Minister of Finance Chris Sinckler has rubbished claims by the Opposition Barbados Labour Party (BLP) that the Government is plotting to bypass the Fair Trading Commission (FTC) ruling on the sale of the Barbados National Terminal Company Ltd (BNTCL) to the Sol Group.
BLP Member of Parliament for St James Central Kerrie Symmonds declared in Parliament on Wednesday night that he had evidence the Freundel Stuart administration was contemplating changing the law so the sale could proceed, despite the FTC’s ruling on November 28 last year that the deal could not go through in its current form because it was “anti-competitive, restrict competition or potential competition”.
In fact, Symmonds claimed to have a copy of a January 19, 2018 letter from Sol to the Ministries of Finance, Energy and Industry and International Business, seeking confirmation of the draft legislation.
According to the Opposition Parliamentarian, that correspondence also asked about confirmation on the implementation of a moratorium—something the FTC had rejected.
However, speaking with reporters this morning at the Lloyd Erskine Sandiford Centre, on the sidelines of the introduction of a new tax administration system by the Barbados Revenue Authority (BRA), Sinckler said Symmonds’ claims were “total rubbish”.
He said given that it was the “last days” of Parliament, which will be dissolved in approximately two-and-a-half weeks, making legislative changes to accommodate the sale of the BNTCL simply did not make sense.
“Seriously? I mean it is rubbish. So no such thing is the case,” he insisted.
Pointing to the FTC’s ruling, Sinckler said the parties involved were free to appeal the decision, but his “understanding is that the parties don’t want to go that far [but] are going to see if they can reform the agreement and present it to the FTC”.
However, the Finance Minister did not rule out some form of legislative changes, which he said would be in keeping with the FTC’s requirement for weaknesses in the energy sector to be addressed.
“Those are things that the Government has to pay attention to because the Government does the policy. The Government is responsible for the legislative arrangements. Therefore, . . . if those things have been identified as weaknesses in the system by the FTC and by players in the system, it is incumbent on Government to study those, see where they are if they are valid and they can be remedied by legislation.

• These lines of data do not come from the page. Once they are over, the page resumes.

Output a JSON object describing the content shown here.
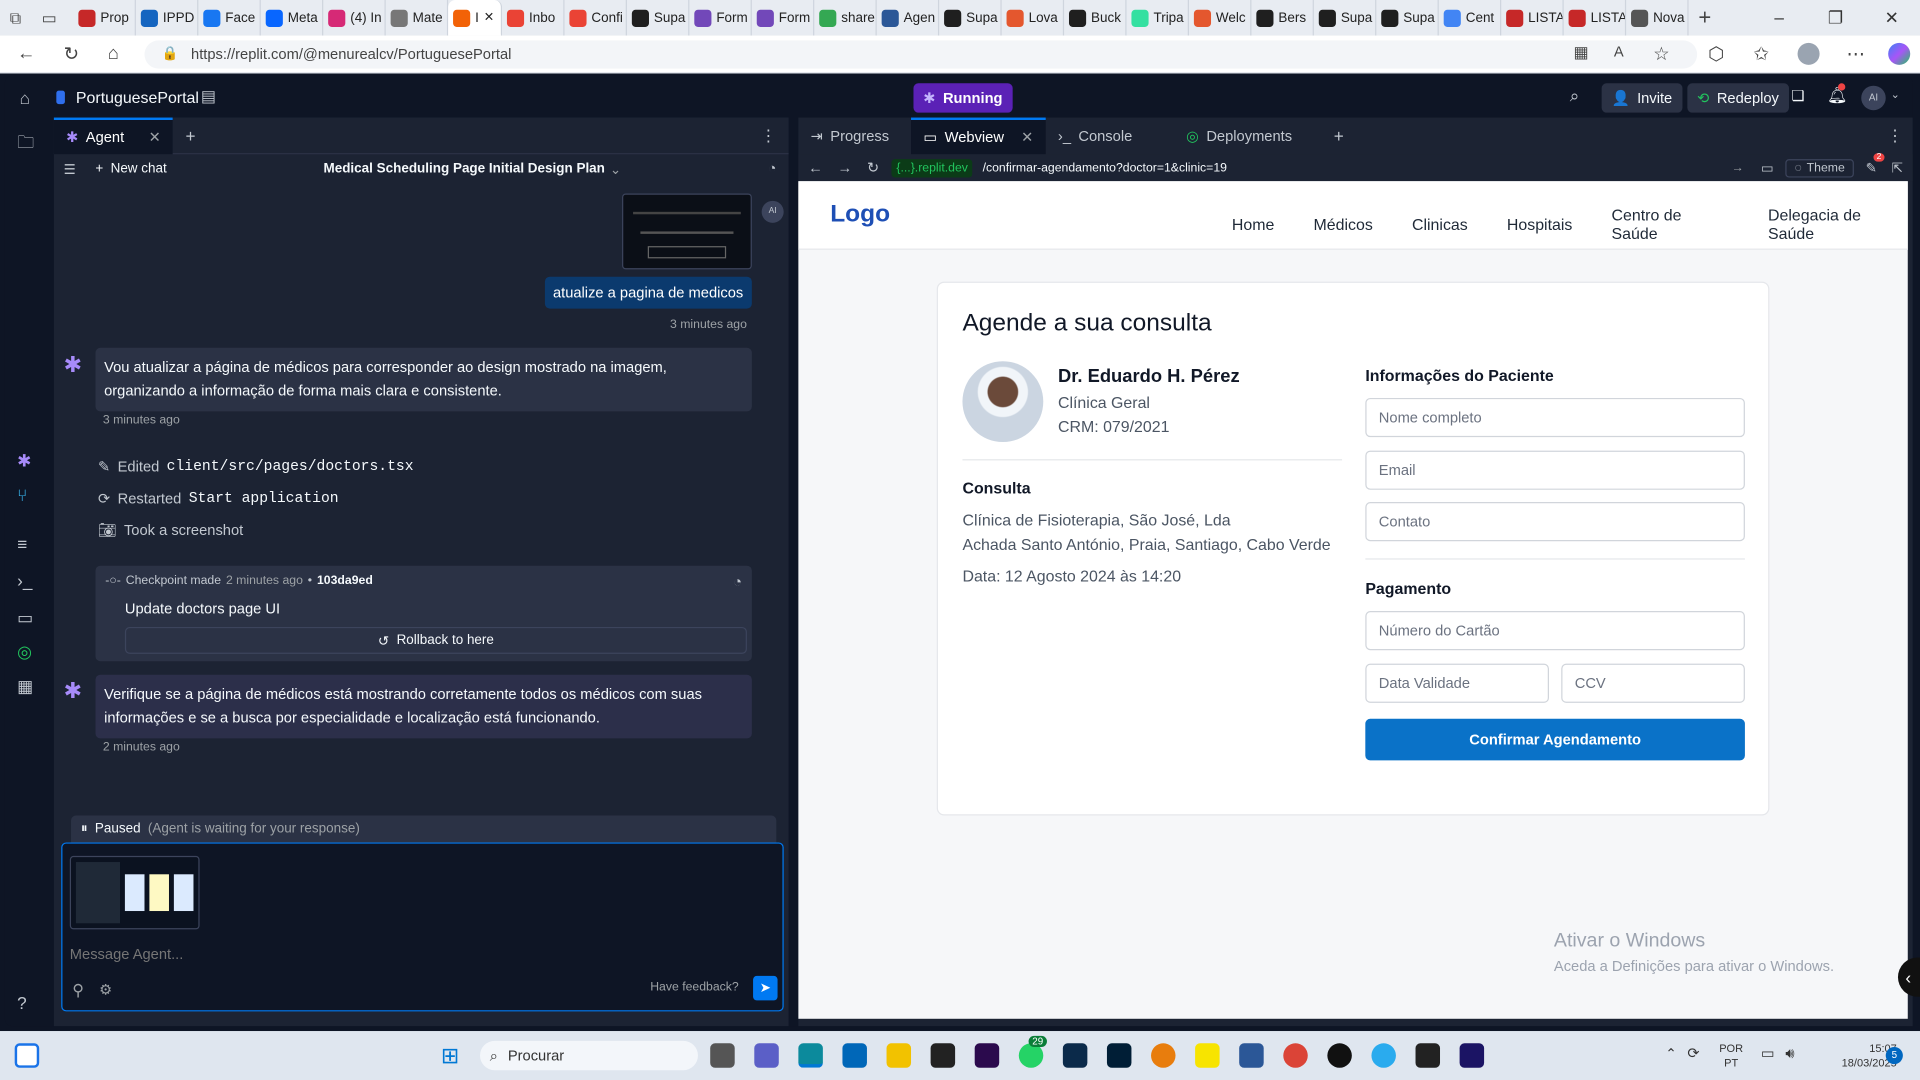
{
  "browser": {
    "tabs": [
      {
        "label": "Prop",
        "color": "#c62828"
      },
      {
        "label": "IPPD",
        "color": "#1565c0"
      },
      {
        "label": "Face",
        "color": "#1877f2"
      },
      {
        "label": "Meta",
        "color": "#0866ff"
      },
      {
        "label": "(4) In",
        "color": "#d62976"
      },
      {
        "label": "Mate",
        "color": "#777777"
      },
      {
        "label": "I",
        "color": "#f26207",
        "active": true
      },
      {
        "label": "Inbo",
        "color": "#ea4335"
      },
      {
        "label": "Confi",
        "color": "#ea4335"
      },
      {
        "label": "Supa",
        "color": "#1f1f1f"
      },
      {
        "label": "Form",
        "color": "#7248b9"
      },
      {
        "label": "Form",
        "color": "#7248b9"
      },
      {
        "label": "share",
        "color": "#34a853"
      },
      {
        "label": "Agen",
        "color": "#2b5797"
      },
      {
        "label": "Supa",
        "color": "#1f1f1f"
      },
      {
        "label": "Lova",
        "color": "#e4572e"
      },
      {
        "label": "Buck",
        "color": "#1f1f1f"
      },
      {
        "label": "Tripa",
        "color": "#34e0a1"
      },
      {
        "label": "Welc",
        "color": "#e4572e"
      },
      {
        "label": "Bers",
        "color": "#1f1f1f"
      },
      {
        "label": "Supa",
        "color": "#1f1f1f"
      },
      {
        "label": "Supa",
        "color": "#1f1f1f"
      },
      {
        "label": "Cent",
        "color": "#4285f4"
      },
      {
        "label": "LISTA",
        "color": "#c62828"
      },
      {
        "label": "LISTA",
        "color": "#c62828"
      },
      {
        "label": "Nova",
        "color": "#555555"
      }
    ],
    "url": "https://replit.com/@menurealcv/PortuguesePortal"
  },
  "replit": {
    "project_name": "PortuguesePortal",
    "run_status": "Running",
    "invite_label": "Invite",
    "redeploy_label": "Redeploy",
    "avatar_initials": "AI",
    "notif_count": "2",
    "agent": {
      "tab_label": "Agent",
      "new_chat_label": "New chat",
      "chat_title": "Medical Scheduling Page Initial Design Plan",
      "user_avatar": "AI",
      "user_message": "atualize a pagina de medicos",
      "user_time": "3 minutes ago",
      "msg1": "Vou atualizar a página de médicos para corresponder ao design mostrado na imagem, organizando a informação de forma mais clara e consistente.",
      "msg1_time": "3 minutes ago",
      "action1_verb": "Edited",
      "action1_target": "client/src/pages/doctors.tsx",
      "action2_verb": "Restarted",
      "action2_target": "Start application",
      "action3": "Took a screenshot",
      "checkpoint_label": "Checkpoint made",
      "checkpoint_time": "2 minutes ago",
      "checkpoint_hash": "103da9ed",
      "checkpoint_title": "Update doctors page UI",
      "rollback_label": "Rollback to here",
      "msg2": "Verifique se a página de médicos está mostrando corretamente todos os médicos com suas informações e se a busca por especialidade e localização está funcionando.",
      "msg2_time": "2 minutes ago",
      "paused_label": "Paused",
      "paused_note": "(Agent is waiting for your response)",
      "input_placeholder": "Message Agent...",
      "feedback_label": "Have feedback?"
    },
    "right_tabs": {
      "progress": "Progress",
      "webview": "Webview",
      "console": "Console",
      "deployments": "Deployments"
    },
    "webview": {
      "domain": "{...}.replit.dev",
      "path": "/confirmar-agendamento?doctor=1&clinic=19",
      "theme_label": "Theme",
      "notif_count": "2"
    }
  },
  "site": {
    "logo": "Logo",
    "nav": [
      "Home",
      "Médicos",
      "Clinicas",
      "Hospitais",
      "Centro de Saúde",
      "Delegacia de Saúde"
    ],
    "page_title": "Agende a sua consulta",
    "doctor_name": "Dr. Eduardo H. Pérez",
    "doctor_specialty": "Clínica Geral",
    "doctor_crm": "CRM: 079/2021",
    "consulta_heading": "Consulta",
    "clinic_name": "Clínica de Fisioterapia, São José, Lda",
    "clinic_address": "Achada Santo António, Praia, Santiago, Cabo Verde",
    "date_text": "Data: 12 Agosto 2024 às 14:20",
    "patient_heading": "Informações do Paciente",
    "ph_name": "Nome completo",
    "ph_email": "Email",
    "ph_contact": "Contato",
    "payment_heading": "Pagamento",
    "ph_card": "Número do Cartão",
    "ph_expiry": "Data Validade",
    "ph_ccv": "CCV",
    "confirm_button": "Confirmar Agendamento",
    "windows_watermark_title": "Ativar o Windows",
    "windows_watermark_sub": "Aceda a Definições para ativar o Windows."
  },
  "taskbar": {
    "search_placeholder": "Procurar",
    "whatsapp_badge": "29",
    "lang_1": "POR",
    "lang_2": "PT",
    "time": "15:07",
    "date": "18/03/2025",
    "notif_count": "5"
  },
  "colors": {
    "accent_blue": "#0079f2",
    "confirm_btn": "#0a72c8",
    "logo_blue": "#1e4fb5",
    "running_purple": "#7c3aed"
  }
}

“But to suggest that the Government is going to try to go through a back door to sell a terminal in Barbados is absolute rubbish. And I think that Mr Symmonds . . . knows that is not the case either. The proof of the pudding is in the eating and I am sure in a couple weeks’ time you will see that none of that really is true,” added Sinckler.